THT 10 YEARS AGO: Matrika stages matribhasha stunt

Kathmandu, January 2, 2008

How long does it take for a minister-designate to take oath of office and secrecy? Hardly five minutes, one would say.

But it took about two hours for Maoist leader Matrika Yadav, who was appointed Minister for Forest and Soil Conservation on Sunday and took oath of office and secrecy from Prime Minister Girija Prasad Koirala today.

The delay was caused by Yadav’s sudden demand that he be allowed to take the oath in his mother tongue, Maithali. He took everyone, including Maoist leader in the cabinet Krishna Bahadur Mahara, by surprise with his demand at the eleventh hour when all was set for the swearingin of Yadav and another m i n i s t e r- d e s i g n a t e Ramesh Lekhak. Efforts of Mahara and other Maoist ministers to make Yadav change his mind went in vain.

When Speaker Subhas Nembang, Mahara and Maoist ministers tried to convince him that the oath taking function could not be held in any language other than Nepali, he walked out of the hall. He didn’t even attend phone calls by Maoist chairman Prachanda and Dr Baburam Bhattarai. “I want to be sworn in my mother tongue.
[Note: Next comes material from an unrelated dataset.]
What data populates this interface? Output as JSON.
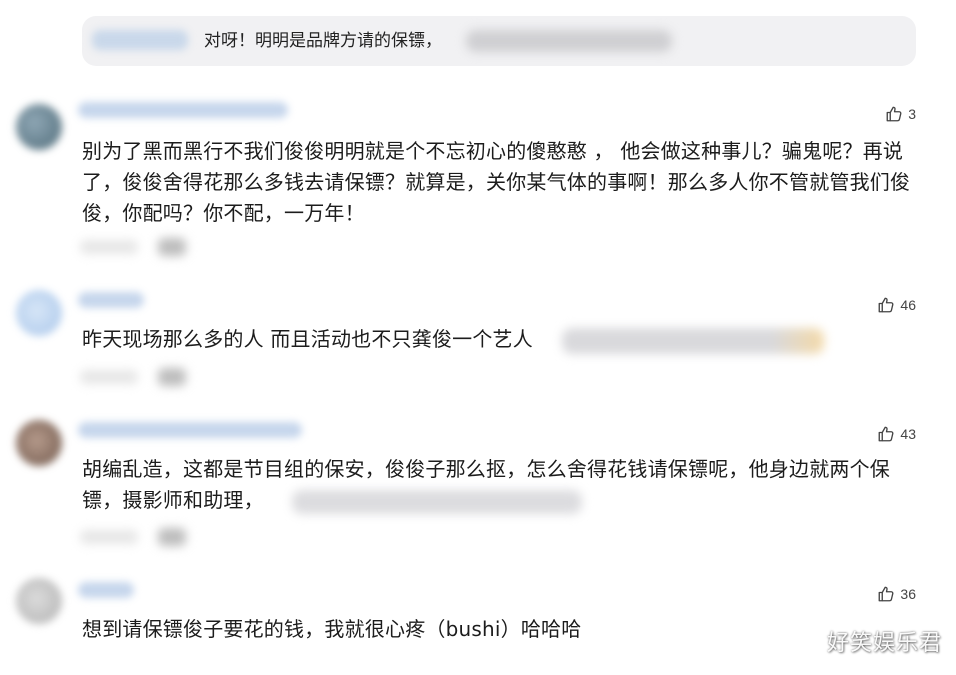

I will return only after a provision is made to take the oath in mother tongue,” Yadav told the media. While he was walking out, Minister for Physical Planning and Works Hishila Yami and Minister for Women, Children and Social Welfare Pampha Bhusal rushed to him with calls from Prachanda and Baburam Bhattarai on their mobile phones. But Yadav refused to entertain the calls.

Nepal Metal’s fate foggy

Kathmandu, January 2, 2008

The fate of Nepal Metal Company is still in a limbo after the Finance Ministry could not take a decision over its privatisation and handed the matter back to the Ministry of Industry, Commerce and Supplies.

According to an official of the Finance Ministry, the ministry could not take a decision on the proposal of the Khetan group to take over the management of the metal company because the finance ministry lacked the expertise to judge the potential of the company.

“The Finance Ministry can only take decisions on privatisation.” The official said since the ministry could not look into the minute details about the Nepal Metal Company, it was unable to decide whether the company should be privatised or not. “That is why the matter has been sent back to Ministry of Industry, Commerce and Supplies, which had forwarded the Khetan group’s proposal to the Finance Ministry in the first place.”

The Secretary of the Ministry of Industry, Commerce and Supplies, Purushottam Ojha said the ministry was looking into the matter but no concrete decision was likely to be taken soon.

Earlier, Khetan group had proposed that they take over the management of the company and give 10 per cent of the profits to the government.